Enterprise information systems can be characterized as OnLine Transaction Processing (OLTP) or OnLine Analytical Processing (OLAP). In an enterprise information system landscape, OLTP systems are mostly systems that capture information either through single transactions (e.g., web forms) or batch operations (e.g., importing CSV-files). OLAP systems are business intelligence or decision support systems, which perform complex analytics (e.g., demand planning), based on the information captured by OLTP systems. Up to the present, the separation of both types of systems manifests itself in in the form of dedicated database technologies for either of the two. Systems with an OLTP database workload mainly rely on row-oriented systems, optimized for write operations. OLAP databases favor column-oriented data layout to optimize complex read operations. The data transfer from OLTP to OLAP systems is managed via an ETL process, which extracts, transforms, and loads the data. Drawbacks of that architecture include the inability to perform real-time analytics based on the most current data and an increased total cost of ownership (TCO), because two separate systems have to be managed and maintained.
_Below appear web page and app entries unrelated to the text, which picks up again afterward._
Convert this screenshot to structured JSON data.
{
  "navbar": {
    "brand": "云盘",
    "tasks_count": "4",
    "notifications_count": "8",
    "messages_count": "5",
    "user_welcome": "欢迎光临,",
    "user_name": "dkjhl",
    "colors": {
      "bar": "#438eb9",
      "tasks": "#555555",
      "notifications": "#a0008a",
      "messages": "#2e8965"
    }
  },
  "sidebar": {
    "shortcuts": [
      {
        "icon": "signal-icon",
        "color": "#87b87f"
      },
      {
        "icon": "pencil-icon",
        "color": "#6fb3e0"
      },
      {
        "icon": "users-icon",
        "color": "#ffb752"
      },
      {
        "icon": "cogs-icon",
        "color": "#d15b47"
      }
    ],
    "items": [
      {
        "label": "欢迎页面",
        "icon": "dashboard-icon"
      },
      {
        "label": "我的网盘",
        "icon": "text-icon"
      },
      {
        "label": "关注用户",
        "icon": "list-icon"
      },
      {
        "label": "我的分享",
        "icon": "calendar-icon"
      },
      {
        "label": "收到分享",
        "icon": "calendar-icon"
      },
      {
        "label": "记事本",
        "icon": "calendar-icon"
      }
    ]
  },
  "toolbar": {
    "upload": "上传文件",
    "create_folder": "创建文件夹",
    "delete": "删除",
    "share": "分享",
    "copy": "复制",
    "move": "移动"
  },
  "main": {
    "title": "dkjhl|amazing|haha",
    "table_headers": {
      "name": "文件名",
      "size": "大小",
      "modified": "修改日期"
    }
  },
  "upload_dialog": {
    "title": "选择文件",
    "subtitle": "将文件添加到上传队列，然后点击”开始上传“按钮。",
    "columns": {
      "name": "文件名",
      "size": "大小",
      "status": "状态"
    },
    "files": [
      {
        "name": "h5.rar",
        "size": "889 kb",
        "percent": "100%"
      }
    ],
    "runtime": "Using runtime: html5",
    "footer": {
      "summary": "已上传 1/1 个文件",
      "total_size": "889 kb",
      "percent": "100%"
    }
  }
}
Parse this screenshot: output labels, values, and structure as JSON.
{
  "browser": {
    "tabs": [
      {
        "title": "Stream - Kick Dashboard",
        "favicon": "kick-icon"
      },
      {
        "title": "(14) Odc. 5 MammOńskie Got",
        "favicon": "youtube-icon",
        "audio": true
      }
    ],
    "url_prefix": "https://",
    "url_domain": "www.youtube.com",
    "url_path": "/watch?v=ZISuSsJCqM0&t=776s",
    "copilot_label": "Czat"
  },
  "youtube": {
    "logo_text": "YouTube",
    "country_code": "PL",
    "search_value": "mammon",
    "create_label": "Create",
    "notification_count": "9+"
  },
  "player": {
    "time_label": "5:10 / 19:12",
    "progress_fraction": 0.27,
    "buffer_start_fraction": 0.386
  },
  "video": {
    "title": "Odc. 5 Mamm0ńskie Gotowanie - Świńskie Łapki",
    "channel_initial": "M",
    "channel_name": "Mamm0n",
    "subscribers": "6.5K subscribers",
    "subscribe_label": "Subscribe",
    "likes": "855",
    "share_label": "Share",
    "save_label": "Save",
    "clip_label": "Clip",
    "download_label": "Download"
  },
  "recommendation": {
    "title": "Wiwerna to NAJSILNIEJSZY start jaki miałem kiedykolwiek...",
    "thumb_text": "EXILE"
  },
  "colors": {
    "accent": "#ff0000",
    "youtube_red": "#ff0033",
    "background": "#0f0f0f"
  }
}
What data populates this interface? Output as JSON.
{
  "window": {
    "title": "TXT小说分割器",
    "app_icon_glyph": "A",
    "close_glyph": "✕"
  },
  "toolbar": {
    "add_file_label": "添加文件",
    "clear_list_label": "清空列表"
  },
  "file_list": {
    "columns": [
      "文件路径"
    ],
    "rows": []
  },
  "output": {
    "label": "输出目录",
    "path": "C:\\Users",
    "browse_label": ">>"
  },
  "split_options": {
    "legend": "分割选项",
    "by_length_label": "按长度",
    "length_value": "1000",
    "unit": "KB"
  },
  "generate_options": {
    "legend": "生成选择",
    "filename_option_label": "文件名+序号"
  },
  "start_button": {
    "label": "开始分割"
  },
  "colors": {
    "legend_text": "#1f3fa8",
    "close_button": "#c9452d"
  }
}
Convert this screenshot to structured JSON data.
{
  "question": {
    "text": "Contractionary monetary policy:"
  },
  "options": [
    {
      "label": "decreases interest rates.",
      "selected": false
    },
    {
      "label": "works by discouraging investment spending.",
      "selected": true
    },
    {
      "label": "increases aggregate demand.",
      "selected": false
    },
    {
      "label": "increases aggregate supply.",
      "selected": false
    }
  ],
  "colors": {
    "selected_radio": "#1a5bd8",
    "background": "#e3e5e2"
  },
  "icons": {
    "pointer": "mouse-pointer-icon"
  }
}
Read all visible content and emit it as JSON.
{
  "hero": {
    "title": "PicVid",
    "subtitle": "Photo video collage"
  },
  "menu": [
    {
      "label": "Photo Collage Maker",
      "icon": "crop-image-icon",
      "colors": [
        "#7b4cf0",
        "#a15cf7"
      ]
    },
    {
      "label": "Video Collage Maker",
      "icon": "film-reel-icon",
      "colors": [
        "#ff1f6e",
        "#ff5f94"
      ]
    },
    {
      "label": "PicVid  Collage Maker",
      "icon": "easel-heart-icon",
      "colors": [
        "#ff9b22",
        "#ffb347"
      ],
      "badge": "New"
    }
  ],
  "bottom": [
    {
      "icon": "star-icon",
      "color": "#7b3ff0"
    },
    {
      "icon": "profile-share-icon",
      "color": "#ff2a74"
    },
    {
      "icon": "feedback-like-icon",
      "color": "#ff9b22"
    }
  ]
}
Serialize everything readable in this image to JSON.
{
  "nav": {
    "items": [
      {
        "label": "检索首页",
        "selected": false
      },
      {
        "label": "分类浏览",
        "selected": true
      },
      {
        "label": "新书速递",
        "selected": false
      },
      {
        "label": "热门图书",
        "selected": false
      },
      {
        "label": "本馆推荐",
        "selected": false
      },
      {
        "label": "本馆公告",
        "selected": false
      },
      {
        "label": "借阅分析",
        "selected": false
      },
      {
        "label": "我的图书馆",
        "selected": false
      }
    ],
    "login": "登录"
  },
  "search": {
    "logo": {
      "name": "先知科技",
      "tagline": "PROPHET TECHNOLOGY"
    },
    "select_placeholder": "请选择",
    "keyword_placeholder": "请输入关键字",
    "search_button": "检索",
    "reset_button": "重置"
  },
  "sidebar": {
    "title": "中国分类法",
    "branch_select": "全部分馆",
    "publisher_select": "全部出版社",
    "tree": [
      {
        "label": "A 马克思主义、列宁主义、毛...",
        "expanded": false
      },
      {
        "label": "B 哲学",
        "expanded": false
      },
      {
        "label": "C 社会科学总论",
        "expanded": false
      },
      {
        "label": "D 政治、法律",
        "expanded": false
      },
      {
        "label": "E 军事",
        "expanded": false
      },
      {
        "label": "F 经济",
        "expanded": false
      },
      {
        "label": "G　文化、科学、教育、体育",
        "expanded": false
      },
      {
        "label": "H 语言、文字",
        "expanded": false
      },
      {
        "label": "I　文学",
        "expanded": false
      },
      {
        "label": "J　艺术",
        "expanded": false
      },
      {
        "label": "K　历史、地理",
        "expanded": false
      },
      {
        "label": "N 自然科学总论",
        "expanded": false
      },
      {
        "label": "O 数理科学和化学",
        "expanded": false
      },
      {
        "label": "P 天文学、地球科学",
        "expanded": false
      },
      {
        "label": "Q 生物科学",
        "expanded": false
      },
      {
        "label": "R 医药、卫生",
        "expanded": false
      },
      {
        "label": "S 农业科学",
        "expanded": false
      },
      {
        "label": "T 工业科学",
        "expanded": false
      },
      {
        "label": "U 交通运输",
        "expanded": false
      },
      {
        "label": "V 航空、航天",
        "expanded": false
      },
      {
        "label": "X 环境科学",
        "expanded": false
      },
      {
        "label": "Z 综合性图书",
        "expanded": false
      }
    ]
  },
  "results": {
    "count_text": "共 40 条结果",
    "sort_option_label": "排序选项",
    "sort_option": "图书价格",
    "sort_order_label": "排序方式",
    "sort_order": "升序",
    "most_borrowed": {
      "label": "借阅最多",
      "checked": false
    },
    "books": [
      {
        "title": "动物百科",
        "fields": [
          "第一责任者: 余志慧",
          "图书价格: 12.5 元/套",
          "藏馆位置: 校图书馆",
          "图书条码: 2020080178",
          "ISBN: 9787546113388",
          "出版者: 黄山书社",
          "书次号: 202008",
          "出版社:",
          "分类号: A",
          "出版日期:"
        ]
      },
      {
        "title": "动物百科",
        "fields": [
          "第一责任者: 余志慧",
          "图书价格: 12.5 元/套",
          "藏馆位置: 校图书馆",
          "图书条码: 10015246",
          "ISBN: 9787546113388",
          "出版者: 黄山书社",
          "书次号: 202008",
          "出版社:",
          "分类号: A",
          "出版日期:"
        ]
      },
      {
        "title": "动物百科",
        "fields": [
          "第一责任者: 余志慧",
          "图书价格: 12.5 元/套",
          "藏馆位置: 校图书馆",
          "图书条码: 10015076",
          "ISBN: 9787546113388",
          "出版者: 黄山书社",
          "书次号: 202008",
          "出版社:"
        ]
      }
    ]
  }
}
One of the greatest promises of in-memory technology is the reunification of OLTP and OLAP. In-memory technology combines the advantages of hardware trends ( multi-core CPUs, cheap main memory) with suitable software concepts ( light-weight compression, column-orientation, differential buffer) to design a database system that allows run OLAP-style and OLTP-style queries on the same platform. A question that is to be answered is what is an appropriate data model design for a database system that supports mixed workloads. The data layout (row- vs. column-orientation) is only one characteristic that distinguishes OLAP and OLTP databases, the other one is the data model. Database schemas for OLTP systems are highly normalized to minimize the data volume and to speed up data manipulation queries. OLAP systems on the other hand are tuned to access large portions of data to analyze them in a timely manner. Star or snowflake schemas are the most prominent designs for OLAP database schemas.
In my research, I focus on data model designs and data access technologies that support the requirements of modern enterprise applications and at the same time are optimized for the concepts of an in-memory column-store.